Then it’s Mr. Pollock before me, so close I can smell his


sour coffee breath. He flips out a small card. “I’ll be your caseworker. I won’t come here again. From now on, we meet at my office. Be there tomorrow at ten sharp.”

The unspoken words or else hang in the air.
My thoughts jumble together. I glance down at the card but can’t focus on the words.
Then the men are gone. It’s just me and my parents.

I spin to face Mom. “Why do I have to see him tomorrow? I have school—”
“No,” Dad announces, slowly sinking down into a chair. “You don’t.”

Mom moves inside the living room, her hand gliding along the back of the couch as though she needs the support of something solid under her fingers.

Dad drags a hand over his face, muffling his words, but I still hear them: “Oh, my God.”

Those barely there words shudder through me.
I wet my dry lips. “Someone please tell me what’s going on? What did that man mean when he said he’s my caseworker?”

Mom doesn’t look at me. She fixes her stare on Dad. He drops his hand from his face and exhales deeply, shaking his head. “They can’t do this.”

“Oh, Patrick.” She shakes her head as if he just uttered something absurd. “They’ve been doing it all over the country. What can we do?”

“Something,” he snaps. “This isn’t happening. Not to my daughter!” He slams his fist down on the desk and I flinch.

My eyes start to burn as apprehension curls through me


sickly. Part of me feels the irrational urge to run. To flee from whatever horrible truth has my parents acting this way. Find Zac and hold him, bury my face in his chest and listen to him tell me he loves me again.

Mom looks at me finally. Her lips compress and flatten like it’s hard for her to even look at me. “You can’t go back to school.”

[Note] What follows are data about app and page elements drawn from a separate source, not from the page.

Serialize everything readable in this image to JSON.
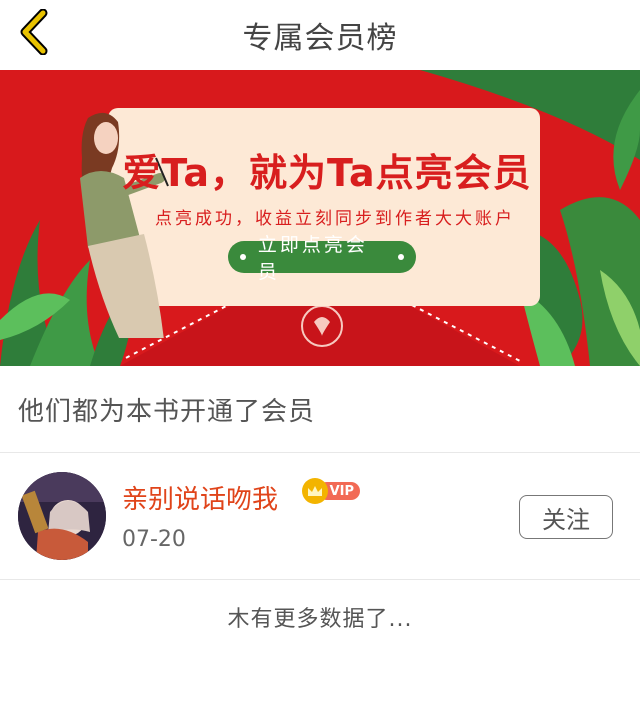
{
  "header": {
    "title": "专属会员榜"
  },
  "banner": {
    "title": "爱Ta，就为Ta点亮会员",
    "subtitle": "点亮成功，收益立刻同步到作者大大账户",
    "cta_label": "立即点亮会员"
  },
  "section": {
    "label": "他们都为本书开通了会员"
  },
  "members": [
    {
      "name": "亲别说话吻我",
      "badge": "VIP",
      "date": "07-20",
      "follow_label": "关注"
    }
  ],
  "footer": {
    "no_more_text": "木有更多数据了..."
  },
  "colors": {
    "accent": "#e8c200",
    "banner_red": "#d8191c",
    "name_orange": "#e0441a",
    "cta_green": "#3a8a3c"
  }
}
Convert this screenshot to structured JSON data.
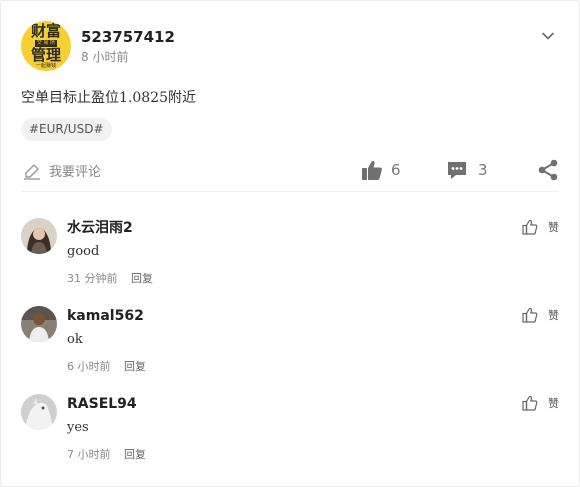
{
  "post": {
    "username": "523757412",
    "time": "8 小时前",
    "avatar_lines": [
      "财富",
      "交 易 所",
      "管理",
      "一起赚钱"
    ],
    "text": "空单目标止盈位1.0825附近",
    "tag": "#EUR/USD#"
  },
  "actions": {
    "comment_label": "我要评论",
    "like_count": "6",
    "comment_count": "3"
  },
  "comments": [
    {
      "name": "水云泪雨2",
      "text": "good",
      "time": "31 分钟前",
      "reply": "回复",
      "like": "赞"
    },
    {
      "name": "kamal562",
      "text": "ok",
      "time": "6 小时前",
      "reply": "回复",
      "like": "赞"
    },
    {
      "name": "RASEL94",
      "text": "yes",
      "time": "7 小时前",
      "reply": "回复",
      "like": "赞"
    }
  ],
  "colors": {
    "avatar_bg": "#f6d033",
    "muted": "#888888"
  },
  "icons": [
    "chevron-down-icon",
    "comment-edit-icon",
    "thumbs-up-icon",
    "message-icon",
    "share-icon"
  ]
}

“What? I don’t—”

“Let me finish.” She takes a breath like she’s preparing to dive into deep waters. “You’ve been uninvited.” Her lip curls at this last bit. Everton Academy never expels students. They “uninvite.” As though the gentle euphemism could mask the reality of what being uninvited means.

I slide a step back. My hip bumps into a table holding an assortment of framed family photos. One hits the floor with a loud crack. I don’t even move to pick it up. Shaking my head, I whisper, “Why?”

It’s Dad who responds, his voice biting deep with words that will change everything forever. “You have the kill gene.” 


Want to read more? Be sure to check out the following blogs this week who will be revealing the next chapters:

1/21: Jenuine Cupcakes reveals Chp 2 

1/22: Good Choice Reading reveals Chp 3 

1/23: Once Upon A Twilight reveals Chp 4

1/24: A Good Addiction reveals Chp 5 

1/24: Dark Faerie Tales  reveals the UNINVITED Book Trailer


  1. Wow! What a great concept! I want to read this one. Thanks for telling me about it.

  2. I love it! This book is phenomenal! So different from anything I have ever read!!

  3. Thanks for sharing the first chapter today! Just 8 more days until release ... *bites nails*....

  4. Aaaaarrrrrggggghhhh ! Will January 28 ever arrive !!!!!!!